- _Data for review_

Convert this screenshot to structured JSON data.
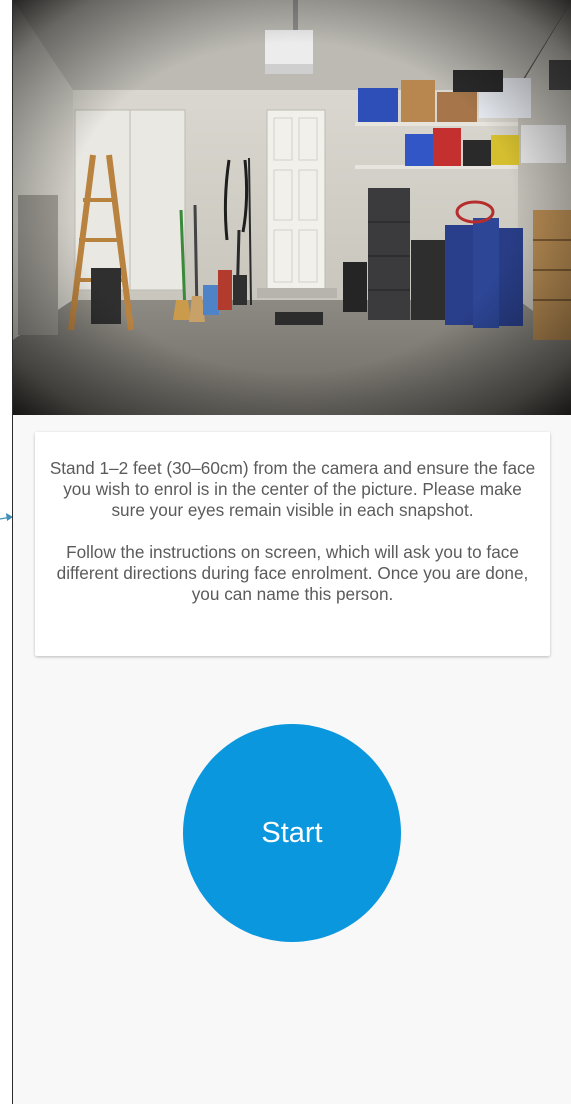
{
  "camera": {
    "scene": "garage-camera-preview"
  },
  "instructions": {
    "paragraph1": "Stand 1–2 feet (30–60cm) from the camera and ensure the face you wish to enrol is in the center of the picture. Please make sure your eyes remain visible in each snapshot.",
    "paragraph2": "Follow the instructions on screen, which will ask you to face different directions during face enrolment. Once you are done, you can name this person."
  },
  "start_button": {
    "label": "Start"
  },
  "colors": {
    "accent": "#0a97de",
    "background": "#f8f8f8",
    "card": "#ffffff",
    "text": "#5b5b5b",
    "pointer": "#3f8fb8"
  },
  "icons": {
    "pointer": "arrow-right-icon"
  }
}
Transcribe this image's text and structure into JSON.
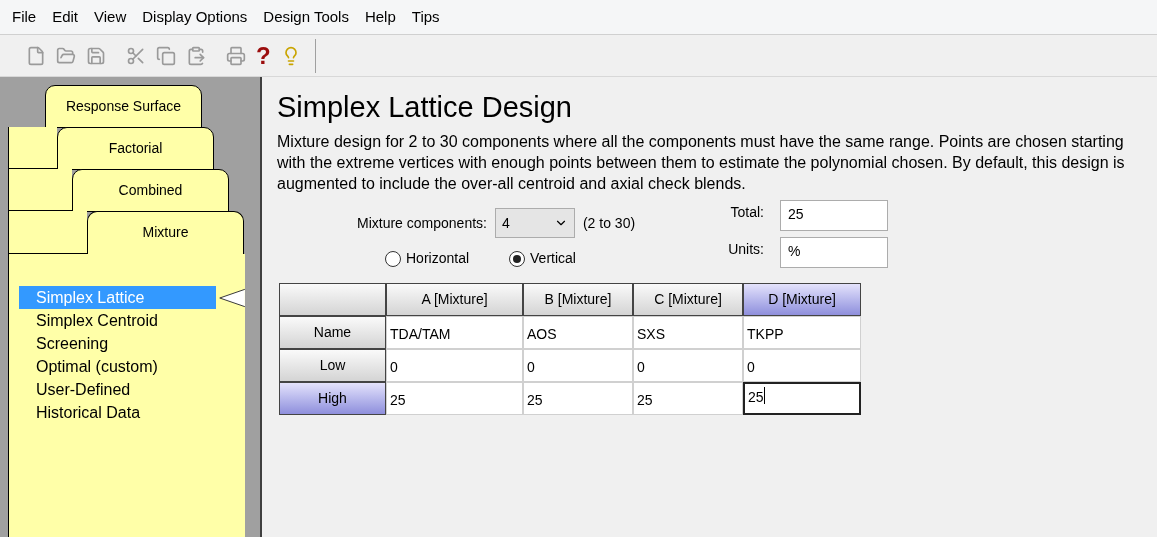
{
  "menu": [
    "File",
    "Edit",
    "View",
    "Display Options",
    "Design Tools",
    "Help",
    "Tips"
  ],
  "toolbar": [
    {
      "kind": "new",
      "disabled": true
    },
    {
      "kind": "open",
      "disabled": true
    },
    {
      "kind": "save",
      "disabled": true
    },
    {
      "kind": "cut",
      "disabled": true
    },
    {
      "kind": "copy",
      "disabled": true
    },
    {
      "kind": "paste",
      "disabled": true
    },
    {
      "kind": "print",
      "disabled": true
    },
    {
      "kind": "help",
      "label": "?",
      "disabled": false
    },
    {
      "kind": "tip",
      "disabled": false
    }
  ],
  "design_tabs": [
    {
      "label": "Response Surface",
      "selected": false
    },
    {
      "label": "Factorial",
      "selected": false
    },
    {
      "label": "Combined",
      "selected": false
    },
    {
      "label": "Mixture",
      "selected": true
    }
  ],
  "design_list": [
    {
      "label": "Simplex Lattice",
      "selected": true
    },
    {
      "label": "Simplex Centroid",
      "selected": false
    },
    {
      "label": "Screening",
      "selected": false
    },
    {
      "label": "Optimal (custom)",
      "selected": false
    },
    {
      "label": "User-Defined",
      "selected": false
    },
    {
      "label": "Historical Data",
      "selected": false
    }
  ],
  "title": "Simplex Lattice Design",
  "description": "Mixture design for 2 to 30 components where all the components must have the same range.  Points are chosen starting with the extreme vertices with enough points between them to estimate the polynomial chosen.  By default, this design is augmented to include the over-all centroid and axial check blends.",
  "components": {
    "label": "Mixture components:",
    "value": "4",
    "range": "(2 to 30)"
  },
  "orientation": [
    {
      "label": "Horizontal",
      "selected": false
    },
    {
      "label": "Vertical",
      "selected": true
    }
  ],
  "total": {
    "label": "Total:",
    "value": "25"
  },
  "units": {
    "label": "Units:",
    "value": "%"
  },
  "table": {
    "columns": [
      {
        "label": "A [Mixture]",
        "selected": false
      },
      {
        "label": "B [Mixture]",
        "selected": false
      },
      {
        "label": "C [Mixture]",
        "selected": false
      },
      {
        "label": "D [Mixture]",
        "selected": true
      }
    ],
    "rows": [
      {
        "label": "Name",
        "selected": false,
        "cells": [
          {
            "value": "TDA/TAM",
            "focused": false
          },
          {
            "value": "AOS",
            "focused": false
          },
          {
            "value": "SXS",
            "focused": false
          },
          {
            "value": "TKPP",
            "focused": false
          }
        ]
      },
      {
        "label": "Low",
        "selected": false,
        "cells": [
          {
            "value": "0",
            "focused": false
          },
          {
            "value": "0",
            "focused": false
          },
          {
            "value": "0",
            "focused": false
          },
          {
            "value": "0",
            "focused": false
          }
        ]
      },
      {
        "label": "High",
        "selected": true,
        "cells": [
          {
            "value": "25",
            "focused": false
          },
          {
            "value": "25",
            "focused": false
          },
          {
            "value": "25",
            "focused": false
          },
          {
            "value": "25",
            "focused": true
          }
        ]
      }
    ]
  }
}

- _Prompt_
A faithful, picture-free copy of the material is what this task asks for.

- _Reply to the exercise_
Convert this screenshot to structured JSON data.
{
  "camera": {
    "scene": "garage-camera-preview"
  },
  "instructions": {
    "paragraph1": "Stand 1–2 feet (30–60cm) from the camera and ensure the face you wish to enrol is in the center of the picture. Please make sure your eyes remain visible in each snapshot.",
    "paragraph2": "Follow the instructions on screen, which will ask you to face different directions during face enrolment. Once you are done, you can name this person."
  },
  "start_button": {
    "label": "Start"
  },
  "colors": {
    "accent": "#0a97de",
    "background": "#f8f8f8",
    "card": "#ffffff",
    "text": "#5b5b5b",
    "pointer": "#3f8fb8"
  },
  "icons": {
    "pointer": "arrow-right-icon"
  }
}
Transcribe this image's text and structure into JSON.
{
  "menu": [
    "File",
    "Edit",
    "View",
    "Display Options",
    "Design Tools",
    "Help",
    "Tips"
  ],
  "toolbar": [
    {
      "kind": "new",
      "disabled": true
    },
    {
      "kind": "open",
      "disabled": true
    },
    {
      "kind": "save",
      "disabled": true
    },
    {
      "kind": "cut",
      "disabled": true
    },
    {
      "kind": "copy",
      "disabled": true
    },
    {
      "kind": "paste",
      "disabled": true
    },
    {
      "kind": "print",
      "disabled": true
    },
    {
      "kind": "help",
      "label": "?",
      "disabled": false
    },
    {
      "kind": "tip",
      "disabled": false
    }
  ],
  "design_tabs": [
    {
      "label": "Response Surface",
      "selected": false
    },
    {
      "label": "Factorial",
      "selected": false
    },
    {
      "label": "Combined",
      "selected": false
    },
    {
      "label": "Mixture",
      "selected": true
    }
  ],
  "design_list": [
    {
      "label": "Simplex Lattice",
      "selected": true
    },
    {
      "label": "Simplex Centroid",
      "selected": false
    },
    {
      "label": "Screening",
      "selected": false
    },
    {
      "label": "Optimal (custom)",
      "selected": false
    },
    {
      "label": "User-Defined",
      "selected": false
    },
    {
      "label": "Historical Data",
      "selected": false
    }
  ],
  "title": "Simplex Lattice Design",
  "description": "Mixture design for 2 to 30 components where all the components must have the same range.  Points are chosen starting with the extreme vertices with enough points between them to estimate the polynomial chosen.  By default, this design is augmented to include the over-all centroid and axial check blends.",
  "components": {
    "label": "Mixture components:",
    "value": "4",
    "range": "(2 to 30)"
  },
  "orientation": [
    {
      "label": "Horizontal",
      "selected": false
    },
    {
      "label": "Vertical",
      "selected": true
    }
  ],
  "total": {
    "label": "Total:",
    "value": "25"
  },
  "units": {
    "label": "Units:",
    "value": "%"
  },
  "table": {
    "columns": [
      {
        "label": "A [Mixture]",
        "selected": false
      },
      {
        "label": "B [Mixture]",
        "selected": false
      },
      {
        "label": "C [Mixture]",
        "selected": false
      },
      {
        "label": "D [Mixture]",
        "selected": true
      }
    ],
    "rows": [
      {
        "label": "Name",
        "selected": false,
        "cells": [
          {
            "value": "TDA/TAM",
            "focused": false
          },
          {
            "value": "AOS",
            "focused": false
          },
          {
            "value": "SXS",
            "focused": false
          },
          {
            "value": "TKPP",
            "focused": false
          }
        ]
      },
      {
        "label": "Low",
        "selected": false,
        "cells": [
          {
            "value": "0",
            "focused": false
          },
          {
            "value": "0",
            "focused": false
          },
          {
            "value": "0",
            "focused": false
          },
          {
            "value": "0",
            "focused": false
          }
        ]
      },
      {
        "label": "High",
        "selected": true,
        "cells": [
          {
            "value": "25",
            "focused": false
          },
          {
            "value": "25",
            "focused": false
          },
          {
            "value": "25",
            "focused": false
          },
          {
            "value": "25",
            "focused": true
          }
        ]
      }
    ]
  }
}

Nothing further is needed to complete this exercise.